One of the people who helped Reinemann through the ordeal was the Rev. Jim Hollister, senior minister of First Congregational Church, UCC, in Sheboygan. The pair biked together and Hollister held a "laying on of hands" during one worship service. "Mark's body was very weak for a while, but his spirit was strong," Hollister said. "His eyes lit up with life and joy during these preparations … prior to what he called his 'mother of all surgeries.'"
Reinemann and his family flew to see Dr. Armando Sardi, director of the Institute for Cancer Care at Mercy Medical Center in Baltimore, arriving, surprisingly enough, with "a sense of peace. I didn't fear death," he said.

There, on June 15, 2010, he underwent a 10-hour surgery performed by three surgeons who "had to scrape, cut, laser, burn, whatever they could to get the tumor off," Reinemann said. "I had hot chemo injected in me and I was swished around like a washing machine for 90 minutes to hopefully kill all the microorganisms." The surgery realigned his digestive system, removing his appendix, spleen, gall bladder, half of his left kidney, a foot of colon, umbilical cord and omentum, basically leaving him with an internal structure that would hopefully be unable to harbor microorganisms.

"My body may have been failing, but my spirit and mind were getting sharper and sharper," Reinemann said, pausing as tears filled his eyes. "I had such support from family and friends." Scott and Barb Stangel, members of the softball team sponsored by First Congregational Church, UCC, organized a fundraiser for Reinemann.

Scott Stangel said at the time of the game, "Mark was in Baltimore recovering. We were able to Skype him from the park and all his church teammates were able to talk to him. It truly was a great night."

During all this, Reinemann had plenty of time to contemplate his future. Going back to McDonald's would have been easy, but something else nagged at him.

"This had to have some meaning," he said of his medical ordeal. "Why did it happen?"

Hollister said he and Reinemann "had some good talks about his career options … He prayerfully considered many options, including returning to work at McDonald's."

Reinemann, 51, who won awards for leadership at McDonald's, had long enjoyed working with youth, and had a sense that he needed to find a new career dedicated to helping others.

"This may sound weird, but I woke from a dream and it was in my head," Reinemann said of the idea to create a driving school dedicated to teaching "kids to become safe, defensive drivers, something they can utilize their whole lives."

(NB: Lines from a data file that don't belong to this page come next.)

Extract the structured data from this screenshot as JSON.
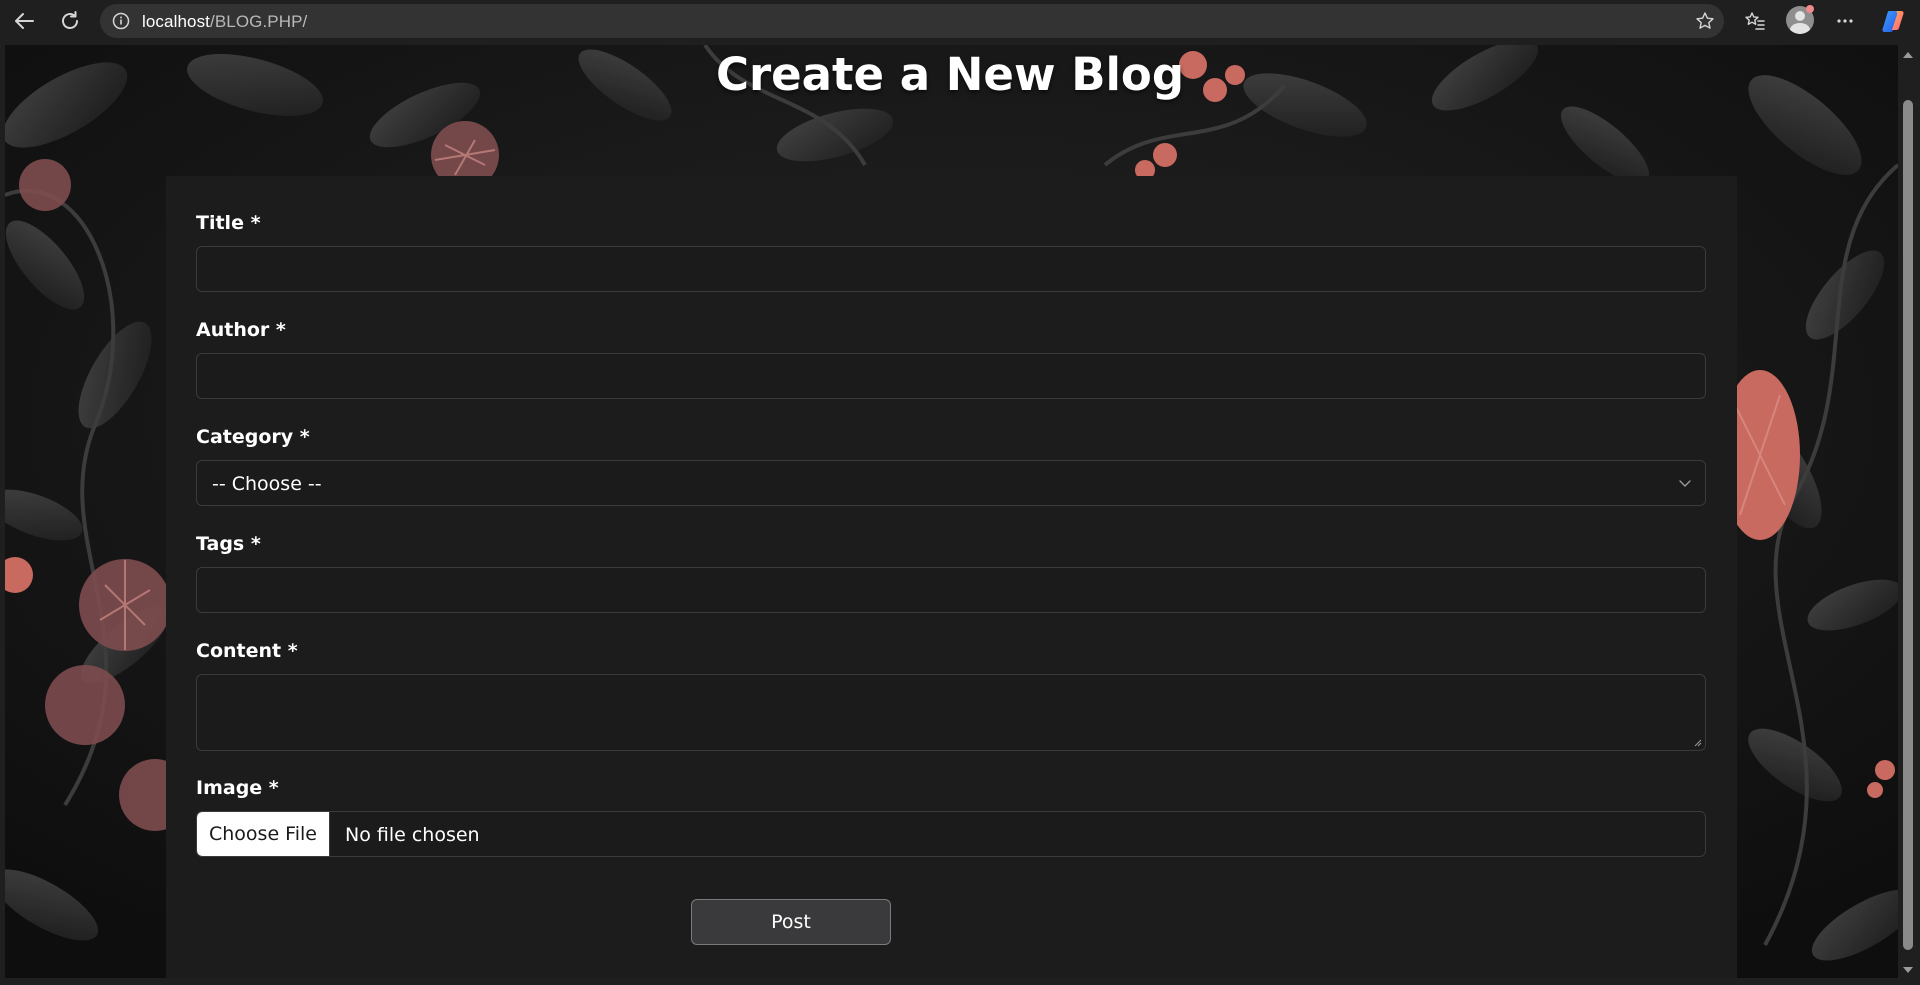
{
  "browser": {
    "url_host": "localhost",
    "url_path": "/BLOG.PHP/"
  },
  "page": {
    "heading": "Create a New Blog"
  },
  "form": {
    "title_label": "Title *",
    "author_label": "Author *",
    "category_label": "Category *",
    "category_selected": "-- Choose --",
    "tags_label": "Tags *",
    "content_label": "Content *",
    "image_label": "Image *",
    "file_button_label": "Choose File",
    "file_status": "No file chosen",
    "submit_label": "Post"
  },
  "colors": {
    "page_background": "#151515",
    "panel_background": "#1c1c1c",
    "field_border": "#3a3a3a",
    "post_button": "#3a3a3c",
    "flower_accent": "#c96a60"
  },
  "icons": {
    "back": "back-arrow-icon",
    "reload": "reload-icon",
    "info": "info-icon",
    "favorite": "star-icon",
    "favorites": "favorites-icon",
    "profile": "profile-avatar-icon",
    "more": "more-options-icon",
    "copilot": "copilot-icon",
    "select": "chevron-down-icon"
  }
}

Working with the Division of Vocational 
Rehabilitation, Reinemann submitted a business plan for Cruise Control Driving School, and was awarded funding. This past January, he took classes at Advanced Driver Training in Green Bay, becoming licensed and certified by the Department of Transportation.

McDonald's wasn't forgotten, though — Reinemann incorporated philosophies from his quarter-century of employment there into his new venture.

"I'm focusing on service. At McDonald's, it's giving quality service, cleanliness, and quality of food," he said. "Here, it's going to be 'are the kids catching on? Am I relating to them, reaching them? One of Ray Kroc's sayings is 'none of us is as good as all of us,'" noting that he's applying that team concept to Cruise Control, including the parents as part of the driving team.

"The parent is key to the child driving safely," Reinemann said. "They're the first instructor."
Cruise Control Driving School
» Owner/licensed instructor: Mark Reinemann
» Address: 1534 Ohio Ave., Sheboygan
» Phone: 920-803-2553
» Website:
» Email:
» Cruise Control Driving School also provides driving instruction to adults 18 and over who have their temporary license and are preparing to take the road test.